  26. ^ "Mythbusters bust house with a cannonball". Toronto: Globe and Mail (Canada). December 7, 2011.
  27. ^ "Mythbusters cannonball stunt goes down like lead balloon". The Australian. December 9, 2011.
  28. ^ "MythBusters hosts visit Dublin High". ABC 7 / KGO-TV. 2012.
  29. ^ "'MythBusters' TV stars talk science at Dublin High School". 2012.
  30. ^ "Stars Of TV Show 'MythBusters' Visit Dublin High". 2012.
  31. ^ BART - Projects, West Dublin/Plesanton Archived July 6, 2008, at the Wayback Machine.

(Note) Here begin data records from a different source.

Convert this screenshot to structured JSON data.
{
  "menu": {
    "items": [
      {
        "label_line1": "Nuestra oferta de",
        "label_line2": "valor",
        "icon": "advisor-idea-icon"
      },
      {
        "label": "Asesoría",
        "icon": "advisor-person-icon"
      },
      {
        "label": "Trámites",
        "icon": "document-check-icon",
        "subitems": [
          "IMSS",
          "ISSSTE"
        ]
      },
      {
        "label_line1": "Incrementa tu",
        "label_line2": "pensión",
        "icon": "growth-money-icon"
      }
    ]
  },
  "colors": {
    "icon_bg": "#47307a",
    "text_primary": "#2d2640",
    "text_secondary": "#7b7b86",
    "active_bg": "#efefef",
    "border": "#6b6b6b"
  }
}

  32. ^,_Measure_T_(November_2014)
  33. ^
  34. ^ City Council Minutes March 19, 2001
  35. ^ Bulwa, Demian; Lee, Henry K. (January 6, 2012). "'Mythbusters' cannonball hits Dublin home, minivan". San Francisco Chronicle.
  36. ^ "Dublin High School 2011 API, STAR and CHASEE Results". August 31, 2011.
  37. ^ "Dublin High School UC Admission Rate".
  38. ^ Dublin High School $120M Renewal Project
  39. ^ Dublin High School Included in Newsweek's 2010 List of America's Top Public High Schools
  40. ^ "The Quarry Lane School Offers Tri-Valley's First International Baccalaureate (IB) Program". Dublin Patch. September 30, 2010. Archived from the original on July 15, 2011.
  41. ^ Camp Parks Reserve Forces Training Area (PRFTA)
  42. ^ "Police Services | Dublin, CA - Official Website". Retrieved 2016-05-25.
  43. ^ "Santa Rita Jail", Alameda County Sheriff's Office
  44. ^ "Weekly Population Report", Federal Bureau of Prisons
  45. ^ "Dublin's Peelle Excited by Opportunity to Play for 49ers".
  46. ^ "Dublin High School Alumni Eric Swalwell Defeats 40-Year Congressman Pete Stark".
  47. ^ "Dublin High School Attends Royals Spring Training, Hosted by Yost (photos 3 and 4)". The Kansas City Star.
  48. ^ "Twinned with Dublin". Retrieved April 13, 2017.

External linksEdit